Imagine this: you're six, waiting in line for ages just to see that big man with the fluffy white beard. Johnny said that he pulled it right off one year, but no one believed him—after all it's SANTA for crying out loud! No one can pull off Santa's beard! One hour, two hours, three... and finally, you're on his lap! His lips open and—

You cry. His lips are moving, but you can't understand him. Santa, someone who was supposed to fly all over the world in one night and know how to speak in all languages for all children, couldn't speak to you. You couldn't hear him, and he couldn't figure out a way to help you understand him.

Next year, you're traumatized. The next, too. And the next, and the next, and the next. Eventually, your parents have to explain that Santa isn't real just so you don't feel left out, like that big jolly man didn't love everyone in the world execpt for you. You're deaf, and Santa doesn't like deaf kids.

Now let's go back in time, maybe a week before you went to go see Santa. Santa went to a seven day class on how to say "Do you want a big present or a small present," "Are you excited," and "Act out [sign he doesn't know]." Santa wouldn't necessarily need to know the sign for "dinosaur," that little six-year-old child could simply tell Santa about the giant dinosaur they wanted by acting like a dinosaur. They would know that Santa liked them, and they would have a great time—just like every hearing child there.

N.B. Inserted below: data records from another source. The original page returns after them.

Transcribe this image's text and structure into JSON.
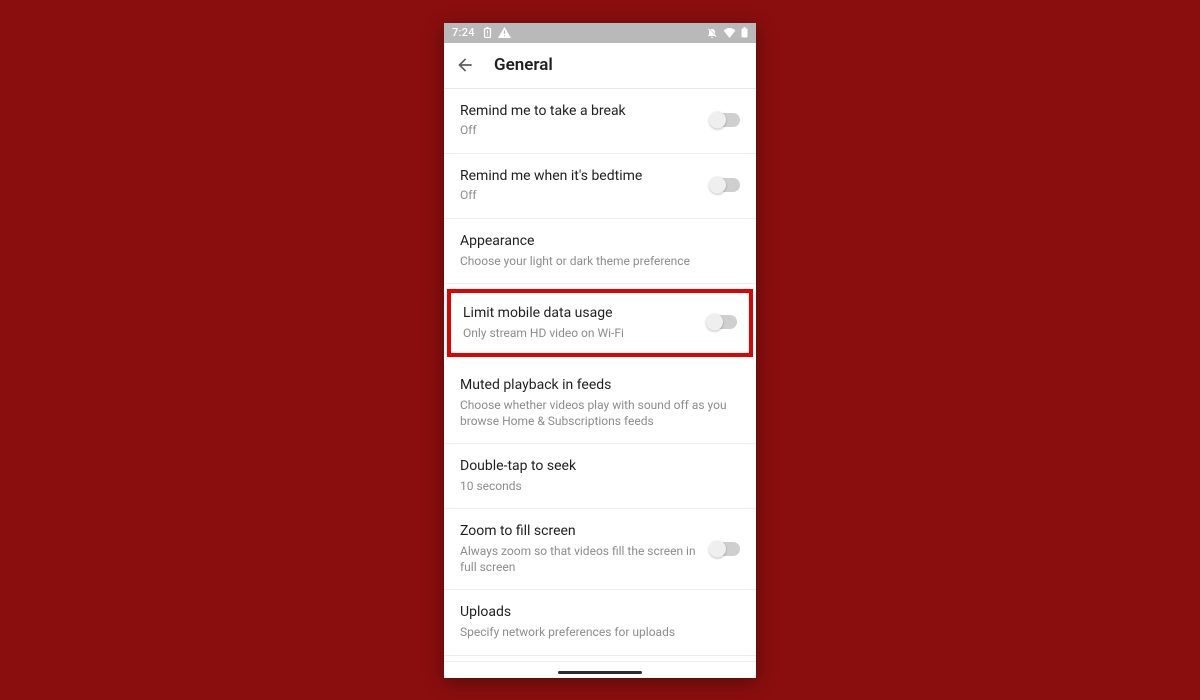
{
  "statusbar": {
    "time": "7:24"
  },
  "appbar": {
    "title": "General"
  },
  "rows": {
    "break": {
      "title": "Remind me to take a break",
      "sub": "Off"
    },
    "bedtime": {
      "title": "Remind me when it's bedtime",
      "sub": "Off"
    },
    "appearance": {
      "title": "Appearance",
      "sub": "Choose your light or dark theme preference"
    },
    "limitdata": {
      "title": "Limit mobile data usage",
      "sub": "Only stream HD video on Wi-Fi"
    },
    "muted": {
      "title": "Muted playback in feeds",
      "sub": "Choose whether videos play with sound off as you browse Home & Subscriptions feeds"
    },
    "doubletap": {
      "title": "Double-tap to seek",
      "sub": "10 seconds"
    },
    "zoom": {
      "title": "Zoom to fill screen",
      "sub": "Always zoom so that videos fill the screen in full screen"
    },
    "uploads": {
      "title": "Uploads",
      "sub": "Specify network preferences for uploads"
    }
  }
}
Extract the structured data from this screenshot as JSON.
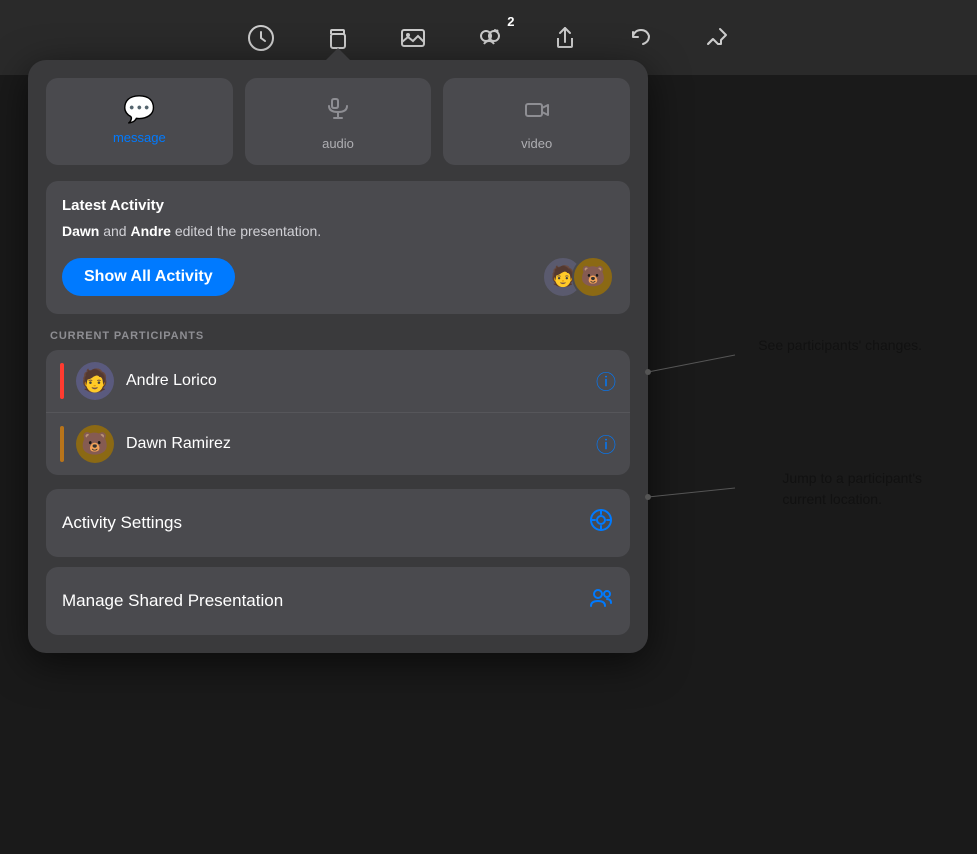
{
  "toolbar": {
    "icons": [
      {
        "name": "clock-icon",
        "symbol": "🕐",
        "label": "History"
      },
      {
        "name": "copy-icon",
        "symbol": "⊞",
        "label": "Copy"
      },
      {
        "name": "photo-icon",
        "symbol": "🖼",
        "label": "Media"
      },
      {
        "name": "collab-icon",
        "symbol": "✅",
        "label": "Collaboration",
        "badge": "2"
      },
      {
        "name": "share-icon",
        "symbol": "⬆",
        "label": "Share"
      },
      {
        "name": "undo-icon",
        "symbol": "↩",
        "label": "Undo"
      },
      {
        "name": "pin-icon",
        "symbol": "📌",
        "label": "Pin"
      }
    ]
  },
  "popup": {
    "comm_buttons": [
      {
        "id": "message",
        "icon": "💬",
        "label": "message",
        "active": true
      },
      {
        "id": "audio",
        "icon": "📞",
        "label": "audio",
        "active": false
      },
      {
        "id": "video",
        "icon": "🎥",
        "label": "video",
        "active": false
      }
    ],
    "latest_activity": {
      "title": "Latest Activity",
      "description_prefix": "",
      "person1": "Dawn",
      "conjunction": " and ",
      "person2": "Andre",
      "description_suffix": " edited the presentation.",
      "show_all_button": "Show All Activity",
      "avatars": [
        "🧑",
        "🐻"
      ]
    },
    "participants_section": {
      "label": "CURRENT PARTICIPANTS",
      "participants": [
        {
          "name": "Andre Lorico",
          "avatar": "🧑",
          "color": "#FF3B30"
        },
        {
          "name": "Dawn Ramirez",
          "avatar": "🐻",
          "color": "#B8741A"
        }
      ]
    },
    "action_rows": [
      {
        "label": "Activity Settings",
        "icon": "⚙️",
        "icon_color": "#007AFF"
      },
      {
        "label": "Manage Shared Presentation",
        "icon": "👥",
        "icon_color": "#007AFF"
      }
    ]
  },
  "callouts": [
    {
      "id": "callout-1",
      "text": "See participants'\nchanges."
    },
    {
      "id": "callout-2",
      "text": "Jump to a participant's\ncurrent location."
    }
  ]
}
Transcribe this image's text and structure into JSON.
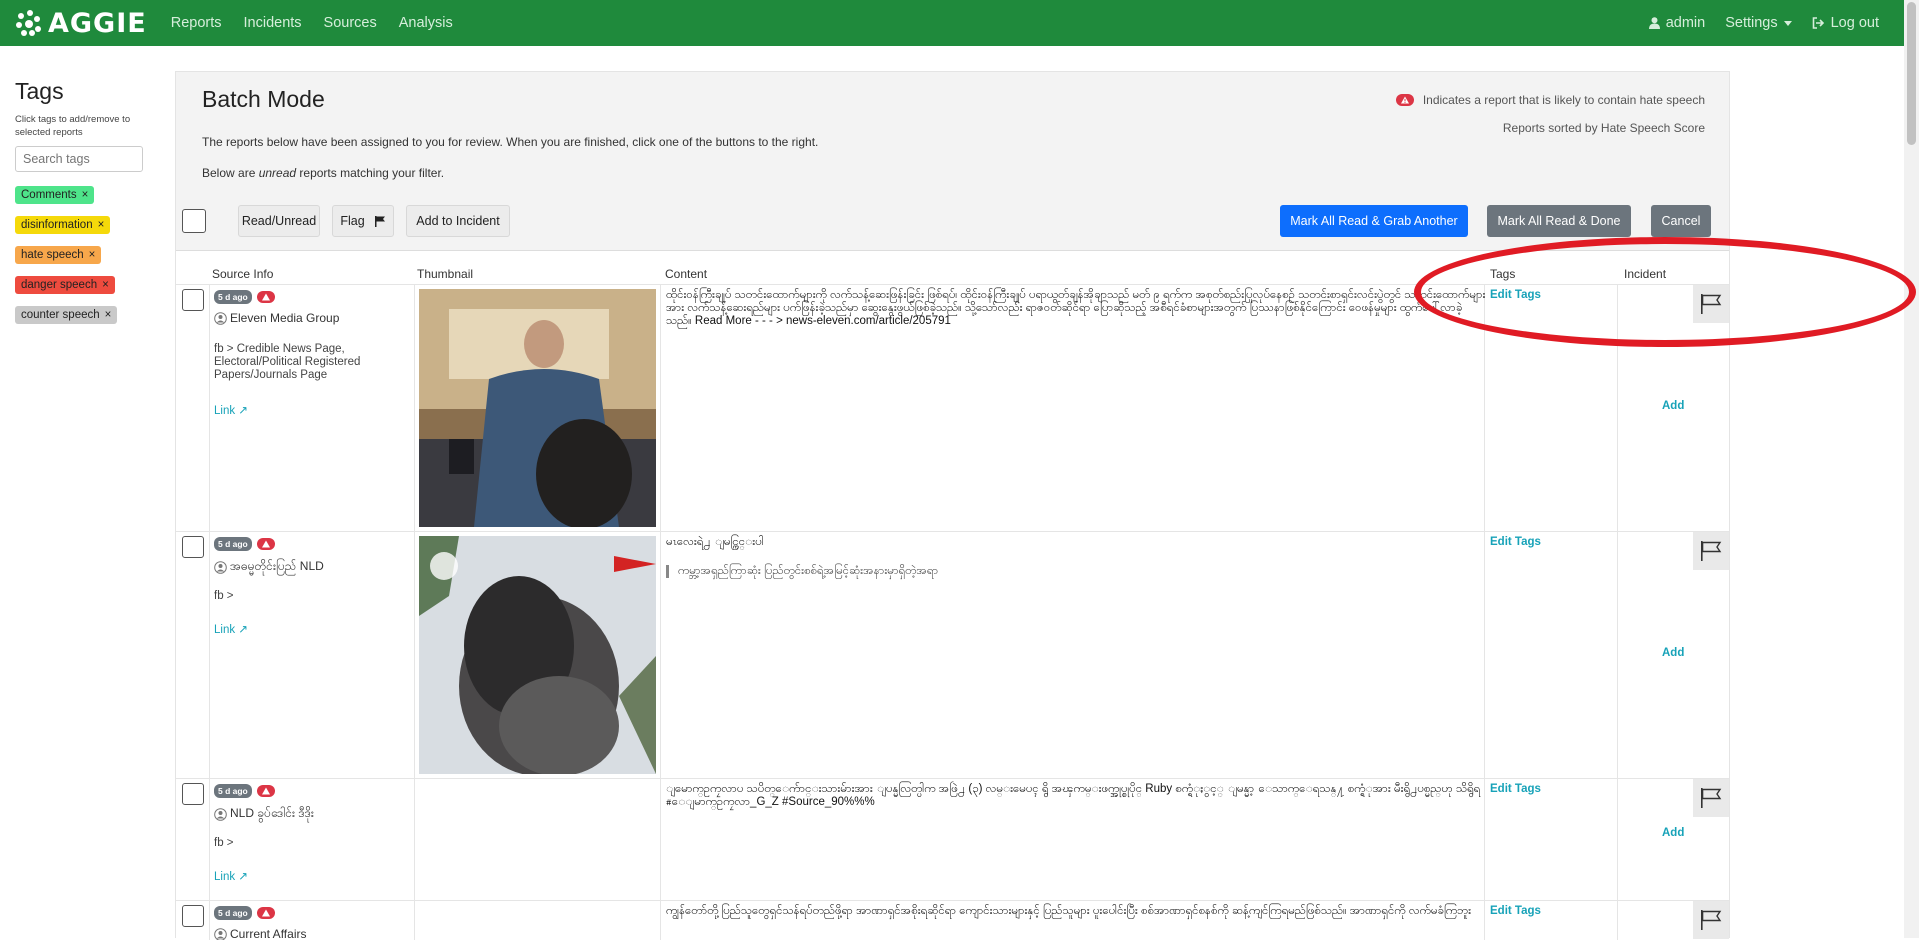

Unlike most spoken foreign languages, American Sign Language (ASL) doesn't take years to figure out. After two years of German, I still can't say "I played a really fun video game when I was a child," but after two classes a week for 42 weeks, I can easily sign things like "I really need help with my math homework. I had to pick up my medication and the pharmacy closed during class, so I had to miss it."

21 classes and I could sign things like that. 21 classes and, while I'm still a slow signer, I can keep up in a conversation and gifure out how to sign words when I don't know the actual sign for it. I can act it out, look silly, look excited... and guess what? Mall Santas can do this, too. Seven days to save a child from the idea that Santa doesn't love them enough to learn their language.

This lack of support is just one of the many signs of audism in America, a lesser-known form of oppression that states that people are superior based on their ability to hear and prevents the adequate treatment of Deaf individuals. Most people are hearing, so why should we accomidate the Deaf? Why do basic doorbells that alert the Deaf to visitors cost a minimum of $30 while a more advanced one for the hearing can be found for as little as $13? Why do people stare when I sign in public, but not give me a second glance when I'm speaking? Why did the servers avoid us like the plague when I was at a Deaf event, but suddenly crowd around me when they found out that I was hearing?

We have treated the Deaf horribly over these past few decades. Institutionalization, being refused an interpretor after being arrested, being forced to speak when they can't hear what they're saying... It's time to stop. Let's start reforming the way we treat the Deaf by starting with their children and making sure that their holidays are as merry and bright as everyone else's.

So come on, mall Santas. Let's take seven days to learn some basic signs and make some children happy this Christmas.